What is being asked:
Copy out all of the data that follows, exactly as it appears.

(Collection entries)
◆ ◆ ◆ ◆

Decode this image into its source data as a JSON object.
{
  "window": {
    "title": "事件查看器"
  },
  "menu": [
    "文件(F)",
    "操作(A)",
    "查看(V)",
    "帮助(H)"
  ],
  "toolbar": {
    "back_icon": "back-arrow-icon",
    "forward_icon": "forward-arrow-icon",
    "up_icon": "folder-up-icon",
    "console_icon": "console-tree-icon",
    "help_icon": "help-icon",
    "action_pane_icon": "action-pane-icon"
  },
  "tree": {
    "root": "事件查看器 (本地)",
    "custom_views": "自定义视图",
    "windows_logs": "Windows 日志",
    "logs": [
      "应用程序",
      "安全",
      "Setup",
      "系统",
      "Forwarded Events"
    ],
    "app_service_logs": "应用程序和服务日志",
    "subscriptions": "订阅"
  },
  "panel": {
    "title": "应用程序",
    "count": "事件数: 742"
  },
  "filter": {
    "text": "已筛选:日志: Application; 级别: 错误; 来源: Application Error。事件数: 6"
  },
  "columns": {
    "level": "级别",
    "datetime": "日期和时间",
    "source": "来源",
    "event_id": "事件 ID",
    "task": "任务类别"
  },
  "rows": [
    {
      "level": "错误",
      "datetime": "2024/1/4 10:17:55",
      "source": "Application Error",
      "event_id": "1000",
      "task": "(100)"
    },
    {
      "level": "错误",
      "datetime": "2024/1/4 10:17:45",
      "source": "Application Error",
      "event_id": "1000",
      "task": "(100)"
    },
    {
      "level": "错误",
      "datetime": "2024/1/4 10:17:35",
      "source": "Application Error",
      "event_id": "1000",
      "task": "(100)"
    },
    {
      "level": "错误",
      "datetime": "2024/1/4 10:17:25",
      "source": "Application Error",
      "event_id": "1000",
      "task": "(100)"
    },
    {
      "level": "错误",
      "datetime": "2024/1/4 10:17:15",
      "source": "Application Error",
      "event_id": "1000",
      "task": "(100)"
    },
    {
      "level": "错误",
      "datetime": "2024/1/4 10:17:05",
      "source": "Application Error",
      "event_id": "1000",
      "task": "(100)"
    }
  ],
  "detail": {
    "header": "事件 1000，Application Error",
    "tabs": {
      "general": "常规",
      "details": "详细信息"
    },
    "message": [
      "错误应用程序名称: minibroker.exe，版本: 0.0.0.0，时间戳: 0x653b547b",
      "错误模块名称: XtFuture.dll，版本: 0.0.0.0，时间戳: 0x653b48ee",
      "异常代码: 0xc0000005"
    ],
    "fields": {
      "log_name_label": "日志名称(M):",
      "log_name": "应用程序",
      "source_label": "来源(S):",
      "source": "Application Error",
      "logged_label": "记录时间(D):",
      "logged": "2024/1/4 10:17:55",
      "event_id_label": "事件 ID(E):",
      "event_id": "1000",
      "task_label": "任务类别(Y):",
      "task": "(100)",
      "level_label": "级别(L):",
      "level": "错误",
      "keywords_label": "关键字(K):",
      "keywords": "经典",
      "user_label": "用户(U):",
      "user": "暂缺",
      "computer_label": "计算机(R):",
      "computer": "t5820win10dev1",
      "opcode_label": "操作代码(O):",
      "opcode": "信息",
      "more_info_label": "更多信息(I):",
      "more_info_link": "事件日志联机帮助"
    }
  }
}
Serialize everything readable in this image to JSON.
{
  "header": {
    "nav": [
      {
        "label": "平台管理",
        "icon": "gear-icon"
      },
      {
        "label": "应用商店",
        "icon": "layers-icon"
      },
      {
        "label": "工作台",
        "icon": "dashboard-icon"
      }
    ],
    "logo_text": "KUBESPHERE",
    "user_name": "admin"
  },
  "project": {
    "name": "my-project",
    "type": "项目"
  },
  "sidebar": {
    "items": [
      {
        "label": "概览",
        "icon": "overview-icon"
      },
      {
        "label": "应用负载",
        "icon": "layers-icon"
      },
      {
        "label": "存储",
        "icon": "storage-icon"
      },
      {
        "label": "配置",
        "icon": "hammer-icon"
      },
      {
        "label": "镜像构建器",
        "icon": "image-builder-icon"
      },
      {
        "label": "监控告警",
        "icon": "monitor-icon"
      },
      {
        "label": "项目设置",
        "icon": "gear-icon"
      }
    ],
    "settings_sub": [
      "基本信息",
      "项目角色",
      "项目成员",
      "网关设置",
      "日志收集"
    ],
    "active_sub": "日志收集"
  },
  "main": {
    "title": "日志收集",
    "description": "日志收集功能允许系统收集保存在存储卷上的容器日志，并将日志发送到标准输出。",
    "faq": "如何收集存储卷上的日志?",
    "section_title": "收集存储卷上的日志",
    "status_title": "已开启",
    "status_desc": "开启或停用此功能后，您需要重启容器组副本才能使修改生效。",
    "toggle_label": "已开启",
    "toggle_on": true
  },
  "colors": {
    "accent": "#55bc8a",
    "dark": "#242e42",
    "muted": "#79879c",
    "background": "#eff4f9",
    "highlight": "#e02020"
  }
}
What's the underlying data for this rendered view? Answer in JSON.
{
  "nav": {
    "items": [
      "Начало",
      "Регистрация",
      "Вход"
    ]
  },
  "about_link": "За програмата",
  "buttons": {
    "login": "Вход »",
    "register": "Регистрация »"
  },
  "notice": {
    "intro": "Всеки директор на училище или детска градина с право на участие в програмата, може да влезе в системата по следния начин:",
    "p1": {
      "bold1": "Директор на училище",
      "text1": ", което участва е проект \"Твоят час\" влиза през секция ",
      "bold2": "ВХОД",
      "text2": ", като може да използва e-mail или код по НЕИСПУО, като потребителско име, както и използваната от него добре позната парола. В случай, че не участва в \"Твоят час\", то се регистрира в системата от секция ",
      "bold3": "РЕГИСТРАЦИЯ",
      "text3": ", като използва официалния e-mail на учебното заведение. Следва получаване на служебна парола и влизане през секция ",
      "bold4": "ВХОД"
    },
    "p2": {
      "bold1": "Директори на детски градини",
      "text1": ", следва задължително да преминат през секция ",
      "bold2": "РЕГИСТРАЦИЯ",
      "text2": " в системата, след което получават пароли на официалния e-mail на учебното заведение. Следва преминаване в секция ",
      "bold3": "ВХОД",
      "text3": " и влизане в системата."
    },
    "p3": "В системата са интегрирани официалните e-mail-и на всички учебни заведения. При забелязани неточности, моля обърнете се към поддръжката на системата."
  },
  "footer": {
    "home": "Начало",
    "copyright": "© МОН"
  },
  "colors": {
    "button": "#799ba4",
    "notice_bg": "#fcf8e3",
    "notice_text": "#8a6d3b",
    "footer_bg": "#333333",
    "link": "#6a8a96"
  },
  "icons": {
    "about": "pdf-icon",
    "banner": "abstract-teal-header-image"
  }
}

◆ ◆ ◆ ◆

Final answer:
Decode this image into its source data as a JSON object.
{
  "window": {
    "title": "事件查看器"
  },
  "menu": [
    "文件(F)",
    "操作(A)",
    "查看(V)",
    "帮助(H)"
  ],
  "toolbar": {
    "back_icon": "back-arrow-icon",
    "forward_icon": "forward-arrow-icon",
    "up_icon": "folder-up-icon",
    "console_icon": "console-tree-icon",
    "help_icon": "help-icon",
    "action_pane_icon": "action-pane-icon"
  },
  "tree": {
    "root": "事件查看器 (本地)",
    "custom_views": "自定义视图",
    "windows_logs": "Windows 日志",
    "logs": [
      "应用程序",
      "安全",
      "Setup",
      "系统",
      "Forwarded Events"
    ],
    "app_service_logs": "应用程序和服务日志",
    "subscriptions": "订阅"
  },
  "panel": {
    "title": "应用程序",
    "count": "事件数: 742"
  },
  "filter": {
    "text": "已筛选:日志: Application; 级别: 错误; 来源: Application Error。事件数: 6"
  },
  "columns": {
    "level": "级别",
    "datetime": "日期和时间",
    "source": "来源",
    "event_id": "事件 ID",
    "task": "任务类别"
  },
  "rows": [
    {
      "level": "错误",
      "datetime": "2024/1/4 10:17:55",
      "source": "Application Error",
      "event_id": "1000",
      "task": "(100)"
    },
    {
      "level": "错误",
      "datetime": "2024/1/4 10:17:45",
      "source": "Application Error",
      "event_id": "1000",
      "task": "(100)"
    },
    {
      "level": "错误",
      "datetime": "2024/1/4 10:17:35",
      "source": "Application Error",
      "event_id": "1000",
      "task": "(100)"
    },
    {
      "level": "错误",
      "datetime": "2024/1/4 10:17:25",
      "source": "Application Error",
      "event_id": "1000",
      "task": "(100)"
    },
    {
      "level": "错误",
      "datetime": "2024/1/4 10:17:15",
      "source": "Application Error",
      "event_id": "1000",
      "task": "(100)"
    },
    {
      "level": "错误",
      "datetime": "2024/1/4 10:17:05",
      "source": "Application Error",
      "event_id": "1000",
      "task": "(100)"
    }
  ],
  "detail": {
    "header": "事件 1000，Application Error",
    "tabs": {
      "general": "常规",
      "details": "详细信息"
    },
    "message": [
      "错误应用程序名称: minibroker.exe，版本: 0.0.0.0，时间戳: 0x653b547b",
      "错误模块名称: XtFuture.dll，版本: 0.0.0.0，时间戳: 0x653b48ee",
      "异常代码: 0xc0000005"
    ],
    "fields": {
      "log_name_label": "日志名称(M):",
      "log_name": "应用程序",
      "source_label": "来源(S):",
      "source": "Application Error",
      "logged_label": "记录时间(D):",
      "logged": "2024/1/4 10:17:55",
      "event_id_label": "事件 ID(E):",
      "event_id": "1000",
      "task_label": "任务类别(Y):",
      "task": "(100)",
      "level_label": "级别(L):",
      "level": "错误",
      "keywords_label": "关键字(K):",
      "keywords": "经典",
      "user_label": "用户(U):",
      "user": "暂缺",
      "computer_label": "计算机(R):",
      "computer": "t5820win10dev1",
      "opcode_label": "操作代码(O):",
      "opcode": "信息",
      "more_info_label": "更多信息(I):",
      "more_info_link": "事件日志联机帮助"
    }
  }
}
Serialize everything readable in this image to JSON.
{
  "header": {
    "nav": [
      {
        "label": "平台管理",
        "icon": "gear-icon"
      },
      {
        "label": "应用商店",
        "icon": "layers-icon"
      },
      {
        "label": "工作台",
        "icon": "dashboard-icon"
      }
    ],
    "logo_text": "KUBESPHERE",
    "user_name": "admin"
  },
  "project": {
    "name": "my-project",
    "type": "项目"
  },
  "sidebar": {
    "items": [
      {
        "label": "概览",
        "icon": "overview-icon"
      },
      {
        "label": "应用负载",
        "icon": "layers-icon"
      },
      {
        "label": "存储",
        "icon": "storage-icon"
      },
      {
        "label": "配置",
        "icon": "hammer-icon"
      },
      {
        "label": "镜像构建器",
        "icon": "image-builder-icon"
      },
      {
        "label": "监控告警",
        "icon": "monitor-icon"
      },
      {
        "label": "项目设置",
        "icon": "gear-icon"
      }
    ],
    "settings_sub": [
      "基本信息",
      "项目角色",
      "项目成员",
      "网关设置",
      "日志收集"
    ],
    "active_sub": "日志收集"
  },
  "main": {
    "title": "日志收集",
    "description": "日志收集功能允许系统收集保存在存储卷上的容器日志，并将日志发送到标准输出。",
    "faq": "如何收集存储卷上的日志?",
    "section_title": "收集存储卷上的日志",
    "status_title": "已开启",
    "status_desc": "开启或停用此功能后，您需要重启容器组副本才能使修改生效。",
    "toggle_label": "已开启",
    "toggle_on": true
  },
  "colors": {
    "accent": "#55bc8a",
    "dark": "#242e42",
    "muted": "#79879c",
    "background": "#eff4f9",
    "highlight": "#e02020"
  }
}
What's the underlying data for this rendered view? Answer in JSON.
{
  "nav": {
    "items": [
      "Начало",
      "Регистрация",
      "Вход"
    ]
  },
  "about_link": "За програмата",
  "buttons": {
    "login": "Вход »",
    "register": "Регистрация »"
  },
  "notice": {
    "intro": "Всеки директор на училище или детска градина с право на участие в програмата, може да влезе в системата по следния начин:",
    "p1": {
      "bold1": "Директор на училище",
      "text1": ", което участва е проект \"Твоят час\" влиза през секция ",
      "bold2": "ВХОД",
      "text2": ", като може да използва e-mail или код по НЕИСПУО, като потребителско име, както и използваната от него добре позната парола. В случай, че не участва в \"Твоят час\", то се регистрира в системата от секция ",
      "bold3": "РЕГИСТРАЦИЯ",
      "text3": ", като използва официалния e-mail на учебното заведение. Следва получаване на служебна парола и влизане през секция ",
      "bold4": "ВХОД"
    },
    "p2": {
      "bold1": "Директори на детски градини",
      "text1": ", следва задължително да преминат през секция ",
      "bold2": "РЕГИСТРАЦИЯ",
      "text2": " в системата, след което получават пароли на официалния e-mail на учебното заведение. Следва преминаване в секция ",
      "bold3": "ВХОД",
      "text3": " и влизане в системата."
    },
    "p3": "В системата са интегрирани официалните e-mail-и на всички учебни заведения. При забелязани неточности, моля обърнете се към поддръжката на системата."
  },
  "footer": {
    "home": "Начало",
    "copyright": "© МОН"
  },
  "colors": {
    "button": "#799ba4",
    "notice_bg": "#fcf8e3",
    "notice_text": "#8a6d3b",
    "footer_bg": "#333333",
    "link": "#6a8a96"
  },
  "icons": {
    "about": "pdf-icon",
    "banner": "abstract-teal-header-image"
  }
}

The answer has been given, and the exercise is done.